Find every line below where the word "subtitle" occurs. Then say how many there are, giving only the number.

*** Opening Recorded data ***

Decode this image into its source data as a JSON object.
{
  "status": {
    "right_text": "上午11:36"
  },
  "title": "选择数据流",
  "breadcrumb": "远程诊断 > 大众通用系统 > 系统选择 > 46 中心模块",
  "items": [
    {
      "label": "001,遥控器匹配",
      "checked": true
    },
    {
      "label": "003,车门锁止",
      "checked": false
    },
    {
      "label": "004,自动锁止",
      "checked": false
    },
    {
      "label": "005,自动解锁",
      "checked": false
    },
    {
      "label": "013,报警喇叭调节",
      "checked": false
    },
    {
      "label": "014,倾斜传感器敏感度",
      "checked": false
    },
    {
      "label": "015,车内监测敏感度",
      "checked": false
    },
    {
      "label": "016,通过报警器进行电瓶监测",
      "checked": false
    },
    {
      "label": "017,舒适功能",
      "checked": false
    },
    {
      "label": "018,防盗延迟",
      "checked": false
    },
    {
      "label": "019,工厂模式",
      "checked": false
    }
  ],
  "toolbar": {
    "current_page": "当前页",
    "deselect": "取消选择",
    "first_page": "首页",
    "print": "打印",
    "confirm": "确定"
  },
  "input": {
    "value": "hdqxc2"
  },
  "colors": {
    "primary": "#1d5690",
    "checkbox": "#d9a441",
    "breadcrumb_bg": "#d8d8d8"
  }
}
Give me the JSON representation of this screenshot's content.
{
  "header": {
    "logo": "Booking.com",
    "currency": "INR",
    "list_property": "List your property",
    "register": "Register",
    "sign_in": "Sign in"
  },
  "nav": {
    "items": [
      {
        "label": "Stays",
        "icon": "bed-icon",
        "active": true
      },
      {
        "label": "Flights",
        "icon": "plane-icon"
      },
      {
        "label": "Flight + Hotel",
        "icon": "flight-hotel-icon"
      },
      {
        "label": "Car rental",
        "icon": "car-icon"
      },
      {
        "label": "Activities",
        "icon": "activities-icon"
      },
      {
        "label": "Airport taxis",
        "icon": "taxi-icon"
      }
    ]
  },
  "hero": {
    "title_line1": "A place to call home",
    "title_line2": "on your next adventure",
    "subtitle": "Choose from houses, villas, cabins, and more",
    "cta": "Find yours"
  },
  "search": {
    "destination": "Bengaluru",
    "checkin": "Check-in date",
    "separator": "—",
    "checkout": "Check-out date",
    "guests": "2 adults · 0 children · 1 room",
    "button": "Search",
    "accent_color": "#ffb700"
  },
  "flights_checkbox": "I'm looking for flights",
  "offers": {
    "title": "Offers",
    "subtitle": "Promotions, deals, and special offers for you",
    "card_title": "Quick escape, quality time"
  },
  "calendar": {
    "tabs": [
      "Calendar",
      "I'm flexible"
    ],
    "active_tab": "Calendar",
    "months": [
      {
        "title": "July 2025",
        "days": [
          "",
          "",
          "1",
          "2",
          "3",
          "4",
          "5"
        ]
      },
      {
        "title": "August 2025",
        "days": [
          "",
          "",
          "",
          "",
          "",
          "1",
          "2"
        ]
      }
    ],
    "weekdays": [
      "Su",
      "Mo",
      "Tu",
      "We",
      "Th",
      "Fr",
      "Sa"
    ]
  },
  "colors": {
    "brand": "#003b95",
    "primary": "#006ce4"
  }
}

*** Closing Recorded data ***

Task output:
2